The man must be wealthy if he can afford a penthouse, and it shows the moment I step into his home. The walls are painted a crisp white, similar to that of my hair when it's clean. The floors are oak by the look of them, a rare wood I haven't seen much of since I ran away. The room is expansive, and sitting in the center is a grand piano. Polished until it gleamed, a rich black, this wasn't an everyday piano, this was a lavish, expensive, custom made piece of art.
I'm so entranced by the piano; I don't even notice the man standing behind me until he speaks. "Beautiful isn't she?" I nod. "She was a gift from my wife."
"You're married?" I ask, turning to face him.
"I was. Sarah was killed several years ago by the fever." The man's eyes have a faraway look to them.
"I'm sorry" I say.
The man smiles sadly, looking down at me, “It’s alright, I'm just a sentimental old man. Speaking of which, the name's Jacobi Lester." He holds out his hand.
I shake it, "I'm Adrian Marr, but I think you know that already. Everyone in the city seems to."
"Lad, you're held responsible for the deaths of your entire family, of course people would know you."
"But I didn't kill them!" I cry, anger from the accusation rising in me.

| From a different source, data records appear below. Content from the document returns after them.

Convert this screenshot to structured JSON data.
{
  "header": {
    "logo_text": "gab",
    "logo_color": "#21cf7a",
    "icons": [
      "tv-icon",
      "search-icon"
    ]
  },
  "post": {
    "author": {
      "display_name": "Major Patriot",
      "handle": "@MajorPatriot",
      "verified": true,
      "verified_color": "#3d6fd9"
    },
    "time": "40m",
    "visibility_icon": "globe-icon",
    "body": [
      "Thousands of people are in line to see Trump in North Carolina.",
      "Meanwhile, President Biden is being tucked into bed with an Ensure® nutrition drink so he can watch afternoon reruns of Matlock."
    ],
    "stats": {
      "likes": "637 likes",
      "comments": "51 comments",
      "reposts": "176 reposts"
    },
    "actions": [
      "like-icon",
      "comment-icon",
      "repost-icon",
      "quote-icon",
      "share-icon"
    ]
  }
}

"I doubt you did, but it's your word against thousands of others." I stare at my ill fitting shoes as a response. The man sighs and places a calloused hand on my shoulder. "I promised you a meal and some clothes, but first you need a bath."
Jacobi shows me to a large bathroom, and hands me some clothes before shutting the door. "I'll be in the kitchen, so join me when you're cleaned up."

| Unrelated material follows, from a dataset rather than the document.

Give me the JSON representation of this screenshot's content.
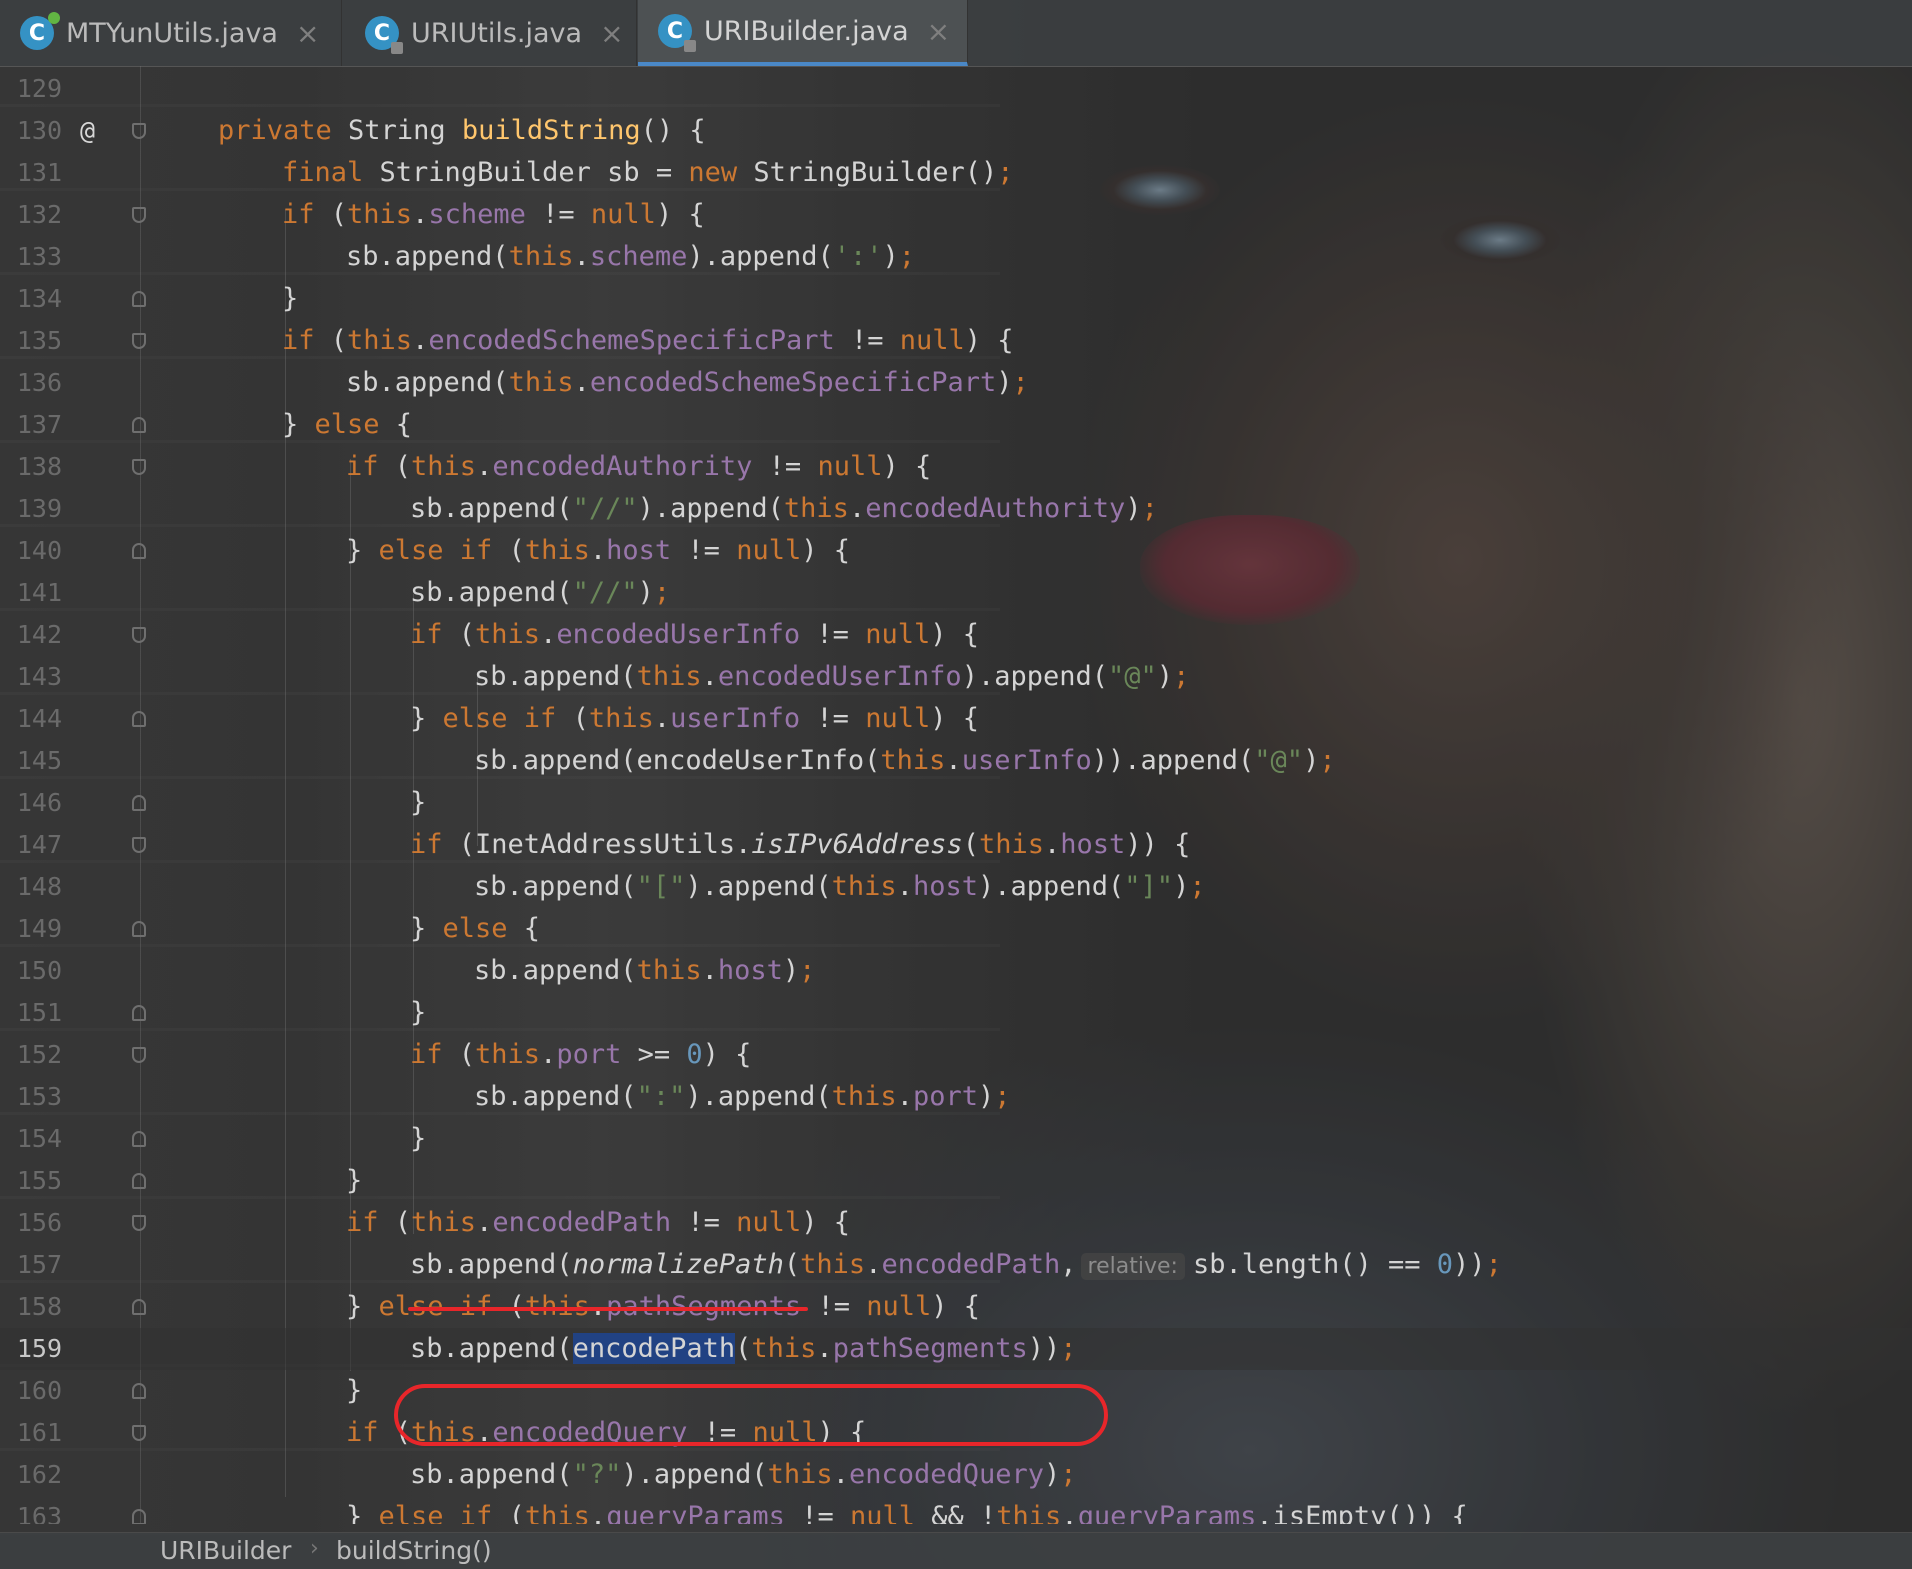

The bathroom is massive, with separate shower and bath. I turn on the shower, and pull off my clothes. Although yesterday's brief swim cleaned me up quite a bit, a lot of dirt and grime washes down the drain, making me feel cleaner than I had in two years. After the shower, I dry myself with a fluffy towel, then put on the clothes Jacobi left. They're a bit on the big side, but anything's better than what I had been wearing. Jacobi didn't leave any shoes, so I put my old ones back on.
Before joining Jacobi in the kitchen, I examine myself in the mirror. My white blonde hair is it's normal color, and my skin seems to glow. I've never been on the bulky side, that was Damian, but these past two years have left me thin and weak. Then again, I've always been physically weak. I could play the piano and do well in school, but anything that required strength I couldn't do.

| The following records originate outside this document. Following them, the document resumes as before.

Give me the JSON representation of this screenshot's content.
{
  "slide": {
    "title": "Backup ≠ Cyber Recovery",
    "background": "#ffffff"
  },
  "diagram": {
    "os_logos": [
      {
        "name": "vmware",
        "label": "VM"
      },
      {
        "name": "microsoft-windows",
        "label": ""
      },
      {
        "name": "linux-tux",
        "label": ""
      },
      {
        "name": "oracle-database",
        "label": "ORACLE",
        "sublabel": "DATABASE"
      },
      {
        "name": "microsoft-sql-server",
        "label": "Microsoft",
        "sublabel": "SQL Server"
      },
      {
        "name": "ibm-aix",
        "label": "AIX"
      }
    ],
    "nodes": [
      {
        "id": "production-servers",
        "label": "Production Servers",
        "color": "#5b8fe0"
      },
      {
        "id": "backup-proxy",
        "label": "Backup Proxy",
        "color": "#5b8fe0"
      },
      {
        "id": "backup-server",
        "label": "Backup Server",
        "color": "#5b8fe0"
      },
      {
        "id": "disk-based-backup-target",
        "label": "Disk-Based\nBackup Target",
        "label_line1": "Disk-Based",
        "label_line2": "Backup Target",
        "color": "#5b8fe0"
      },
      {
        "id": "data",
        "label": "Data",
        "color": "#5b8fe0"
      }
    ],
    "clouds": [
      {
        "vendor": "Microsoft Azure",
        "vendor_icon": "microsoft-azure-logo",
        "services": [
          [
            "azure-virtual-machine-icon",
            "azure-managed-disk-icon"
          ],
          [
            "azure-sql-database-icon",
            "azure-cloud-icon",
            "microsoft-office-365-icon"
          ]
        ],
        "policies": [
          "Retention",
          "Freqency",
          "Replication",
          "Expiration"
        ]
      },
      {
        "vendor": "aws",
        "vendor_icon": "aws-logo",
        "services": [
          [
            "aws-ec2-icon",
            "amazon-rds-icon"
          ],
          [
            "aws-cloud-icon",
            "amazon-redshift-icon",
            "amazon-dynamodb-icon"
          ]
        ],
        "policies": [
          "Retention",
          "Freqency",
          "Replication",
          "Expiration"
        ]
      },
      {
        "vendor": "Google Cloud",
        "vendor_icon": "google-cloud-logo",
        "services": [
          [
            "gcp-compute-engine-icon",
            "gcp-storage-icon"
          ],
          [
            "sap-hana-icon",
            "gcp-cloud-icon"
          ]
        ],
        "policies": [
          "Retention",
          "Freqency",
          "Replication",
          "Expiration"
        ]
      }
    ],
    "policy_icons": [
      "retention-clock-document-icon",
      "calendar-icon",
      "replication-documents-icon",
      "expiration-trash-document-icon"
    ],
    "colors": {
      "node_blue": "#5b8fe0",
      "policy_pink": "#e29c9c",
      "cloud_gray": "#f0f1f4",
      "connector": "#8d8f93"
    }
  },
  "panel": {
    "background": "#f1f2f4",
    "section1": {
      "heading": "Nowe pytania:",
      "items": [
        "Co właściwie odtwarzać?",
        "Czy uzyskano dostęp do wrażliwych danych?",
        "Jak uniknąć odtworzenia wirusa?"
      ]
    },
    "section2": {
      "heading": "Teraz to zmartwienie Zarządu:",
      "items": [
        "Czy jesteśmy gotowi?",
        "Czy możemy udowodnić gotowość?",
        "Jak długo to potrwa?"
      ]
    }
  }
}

Feeling both cleaner and more content that I have in months, I exit the bathroom and locate the kitchen. My family had money, but no where near how much Jacobi must have if he's able to afford an stove and a cooling box. I